Output the data verbatim, with nothing added or dropped.

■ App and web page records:
[Start of Attachment]

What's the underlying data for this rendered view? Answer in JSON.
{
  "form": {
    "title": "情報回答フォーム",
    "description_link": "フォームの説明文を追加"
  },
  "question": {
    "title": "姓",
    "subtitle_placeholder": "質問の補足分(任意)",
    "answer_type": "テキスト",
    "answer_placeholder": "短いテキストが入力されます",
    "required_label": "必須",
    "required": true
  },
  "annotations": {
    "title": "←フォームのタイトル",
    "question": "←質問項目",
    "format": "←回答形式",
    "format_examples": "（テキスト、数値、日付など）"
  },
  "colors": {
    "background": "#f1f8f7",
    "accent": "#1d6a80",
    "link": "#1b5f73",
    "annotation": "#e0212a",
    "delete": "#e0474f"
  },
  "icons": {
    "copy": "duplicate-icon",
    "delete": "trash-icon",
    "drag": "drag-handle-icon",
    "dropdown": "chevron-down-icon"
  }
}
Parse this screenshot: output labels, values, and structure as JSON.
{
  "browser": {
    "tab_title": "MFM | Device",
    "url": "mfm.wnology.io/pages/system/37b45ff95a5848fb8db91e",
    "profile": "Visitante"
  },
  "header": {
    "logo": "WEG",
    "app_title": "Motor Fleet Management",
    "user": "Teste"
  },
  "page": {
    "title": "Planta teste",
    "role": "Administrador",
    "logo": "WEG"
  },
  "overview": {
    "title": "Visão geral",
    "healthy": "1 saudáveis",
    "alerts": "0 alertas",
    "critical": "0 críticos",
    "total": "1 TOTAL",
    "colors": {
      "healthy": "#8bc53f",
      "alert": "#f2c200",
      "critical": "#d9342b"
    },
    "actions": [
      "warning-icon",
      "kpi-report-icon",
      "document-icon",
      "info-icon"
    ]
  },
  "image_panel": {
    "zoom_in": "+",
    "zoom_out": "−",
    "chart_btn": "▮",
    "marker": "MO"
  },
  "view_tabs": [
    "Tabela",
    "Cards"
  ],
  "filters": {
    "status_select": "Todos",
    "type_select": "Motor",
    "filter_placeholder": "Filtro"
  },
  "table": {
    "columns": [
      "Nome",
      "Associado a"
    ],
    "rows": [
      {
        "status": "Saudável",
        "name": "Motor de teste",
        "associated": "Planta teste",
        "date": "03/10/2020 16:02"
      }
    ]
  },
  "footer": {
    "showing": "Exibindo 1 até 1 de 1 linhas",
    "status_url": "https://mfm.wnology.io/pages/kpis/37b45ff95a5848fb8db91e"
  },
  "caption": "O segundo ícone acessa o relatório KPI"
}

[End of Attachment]

■ Written answer:
What's the underlying data for this rendered view? Answer in JSON.
{
  "form": {
    "title": "情報回答フォーム",
    "description_link": "フォームの説明文を追加"
  },
  "question": {
    "title": "姓",
    "subtitle_placeholder": "質問の補足分(任意)",
    "answer_type": "テキスト",
    "answer_placeholder": "短いテキストが入力されます",
    "required_label": "必須",
    "required": true
  },
  "annotations": {
    "title": "←フォームのタイトル",
    "question": "←質問項目",
    "format": "←回答形式",
    "format_examples": "（テキスト、数値、日付など）"
  },
  "colors": {
    "background": "#f1f8f7",
    "accent": "#1d6a80",
    "link": "#1b5f73",
    "annotation": "#e0212a",
    "delete": "#e0474f"
  },
  "icons": {
    "copy": "duplicate-icon",
    "delete": "trash-icon",
    "drag": "drag-handle-icon",
    "dropdown": "chevron-down-icon"
  }
}
Parse this screenshot: output labels, values, and structure as JSON.
{
  "browser": {
    "tab_title": "MFM | Device",
    "url": "mfm.wnology.io/pages/system/37b45ff95a5848fb8db91e",
    "profile": "Visitante"
  },
  "header": {
    "logo": "WEG",
    "app_title": "Motor Fleet Management",
    "user": "Teste"
  },
  "page": {
    "title": "Planta teste",
    "role": "Administrador",
    "logo": "WEG"
  },
  "overview": {
    "title": "Visão geral",
    "healthy": "1 saudáveis",
    "alerts": "0 alertas",
    "critical": "0 críticos",
    "total": "1 TOTAL",
    "colors": {
      "healthy": "#8bc53f",
      "alert": "#f2c200",
      "critical": "#d9342b"
    },
    "actions": [
      "warning-icon",
      "kpi-report-icon",
      "document-icon",
      "info-icon"
    ]
  },
  "image_panel": {
    "zoom_in": "+",
    "zoom_out": "−",
    "chart_btn": "▮",
    "marker": "MO"
  },
  "view_tabs": [
    "Tabela",
    "Cards"
  ],
  "filters": {
    "status_select": "Todos",
    "type_select": "Motor",
    "filter_placeholder": "Filtro"
  },
  "table": {
    "columns": [
      "Nome",
      "Associado a"
    ],
    "rows": [
      {
        "status": "Saudável",
        "name": "Motor de teste",
        "associated": "Planta teste",
        "date": "03/10/2020 16:02"
      }
    ]
  },
  "footer": {
    "showing": "Exibindo 1 até 1 de 1 linhas",
    "status_url": "https://mfm.wnology.io/pages/kpis/37b45ff95a5848fb8db91e"
  },
  "caption": "O segundo ícone acessa o relatório KPI"
}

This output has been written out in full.